On Wednesday, the White House launched its voluntary framework, which is a product of President Obama’s executive order from last year, which was crafted by the Department of Commerce’s National Institute of Technology and Standards.
While the version launched Wednesday largely reflects an agency draft from October, the final document does not include the October draft’s lengthy appendix on privacy and civil liberties issues.
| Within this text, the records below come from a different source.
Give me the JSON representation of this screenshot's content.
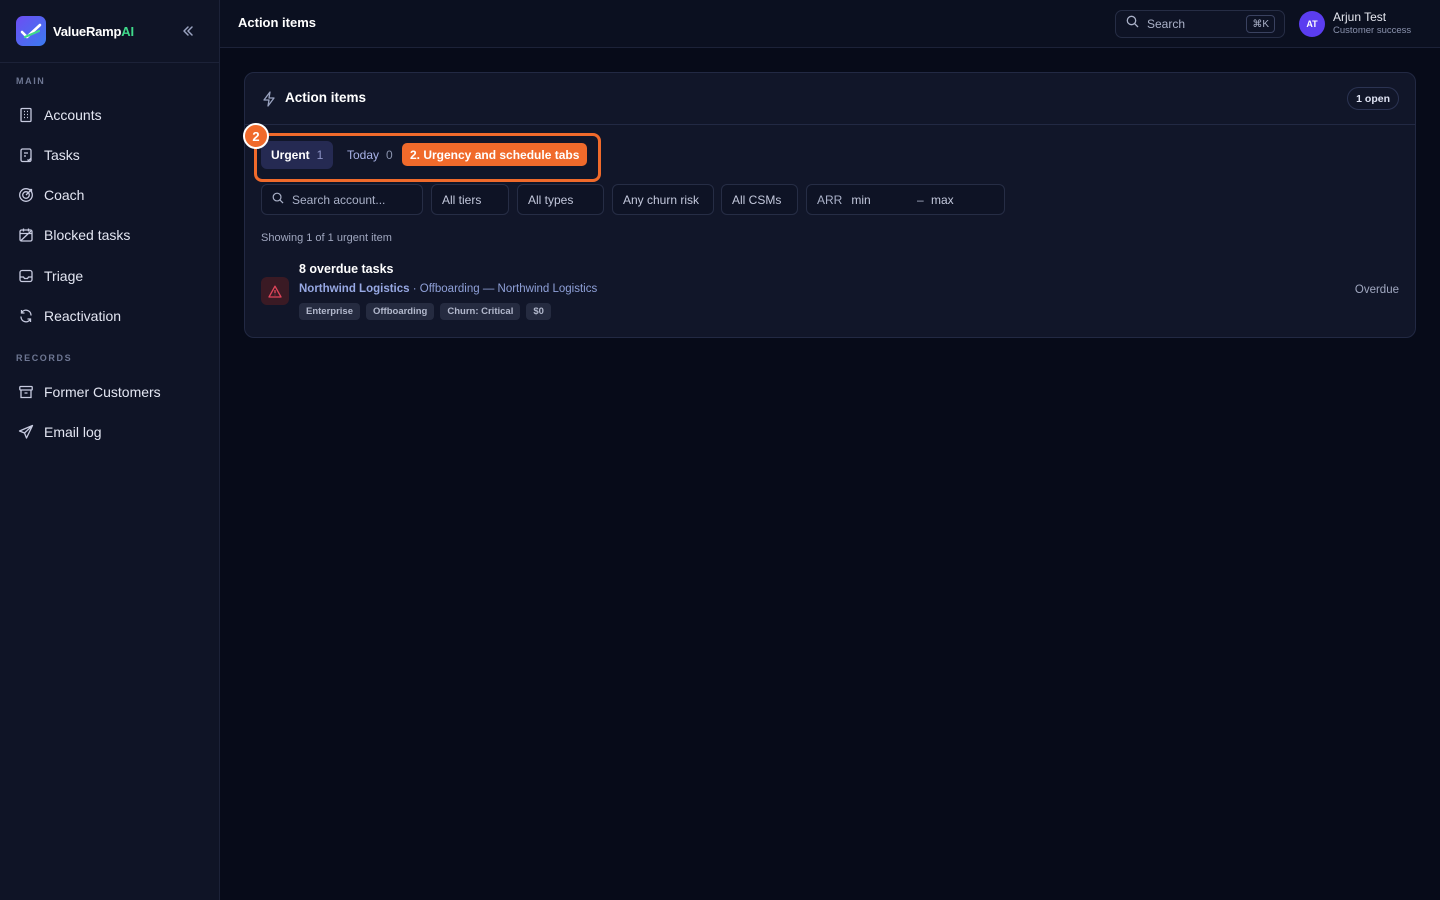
{
  "brand": {
    "name": "ValueRamp",
    "suffix": "AI"
  },
  "sidebar": {
    "sections": [
      {
        "label": "MAIN"
      },
      {
        "label": "RECORDS"
      }
    ],
    "items": [
      {
        "label": "Accounts",
        "icon": "building-icon"
      },
      {
        "label": "Tasks",
        "icon": "clipboard-icon"
      },
      {
        "label": "Coach",
        "icon": "target-icon"
      },
      {
        "label": "Blocked tasks",
        "icon": "calendar-off-icon"
      },
      {
        "label": "Triage",
        "icon": "inbox-icon"
      },
      {
        "label": "Reactivation",
        "icon": "refresh-icon"
      },
      {
        "label": "Former Customers",
        "icon": "archive-icon"
      },
      {
        "label": "Email log",
        "icon": "send-icon"
      }
    ]
  },
  "topbar": {
    "title": "Action items",
    "search_label": "Search",
    "shortcut": "⌘K",
    "user": {
      "initials": "AT",
      "name": "Arjun Test",
      "role": "Customer success"
    }
  },
  "card": {
    "title": "Action items",
    "open_badge": "1 open",
    "tabs": [
      {
        "label": "Urgent",
        "count": "1"
      },
      {
        "label": "Today",
        "count": "0"
      }
    ],
    "annotation": {
      "number": "2",
      "label": "2. Urgency and schedule tabs",
      "color": "#f06a2b"
    },
    "filters": {
      "search_placeholder": "Search account...",
      "tiers": "All tiers",
      "types": "All types",
      "churn": "Any churn risk",
      "csms": "All CSMs",
      "arr_label": "ARR",
      "arr_min": "min",
      "arr_dash": "–",
      "arr_max": "max"
    },
    "showing_text": "Showing 1 of 1 urgent item",
    "items": [
      {
        "title": "8 overdue tasks",
        "account": "Northwind Logistics",
        "detail": " · Offboarding — Northwind Logistics",
        "tags": [
          "Enterprise",
          "Offboarding",
          "Churn: Critical",
          "$0"
        ],
        "status": "Overdue"
      }
    ]
  }
}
Instead, the issues are discussed throughout the framework.
“We are concerned that the privacy provisions in the framework were watered down from the original draft,” Greg Nojeim, director of the Center for Democracy and Technology’s Project on Freedom, Security and Technology, said in a statement.
"We would have preferred a framework that requires more measurable privacy protections as opposed to the privacy processes that were recommended,” he said. “As the framework is implemented, we are hopeful that such privacy protections are further developed and become standardized."
Nojeim credited the framework, saying that it “will be useful to companies and their privacy officers, because it will remind them that processes should be put in place to deal with the privacy issues that arise in the cybersecurity context."
Michelle Richardson, legislative counsel at the ACLU, said Wednesday’s framework is “not as detailed as the old appendix” from the October draft.
“In a way, it’s a step back,” she said, noting that the newer language discusses “problematic activities and “what type of issues [companies] should be considering when they build out these cyber programs.”
Richardson said she is hopeful that companies “will consider this as part of their analysis” as they use the framework and cement industry best practices regarding cybersecurity.
The framework is “an OK first start, but the devil will be in the details,” she said.
Robert Mayer, vice president of industry and state affairs at US Telecom Association, said the decision to integrate the privacy section was “the right move.”
“That increases the likelihood that privacy considerations are going to be a part of each of the evaluations” companies make as they consider the framework, he said.
The administration “made it a much better document” by doing away with the appendix and addressing the privacy and civil liberties at a general level, according to Paul Tiao, former cybersecurity adviser to FBI Director Robert Mueller. Tiao is currently a partner at Hunton and Williams’ privacy and data security practice.
The administration faced “a huge outcry” from the private sector, which was “very uncomfortable with that appendix because, among other things, it was very broad and it did not reflect a wide range of successful privacy and data protection programs implemented by industry, in partnership with various government agencies,” he said.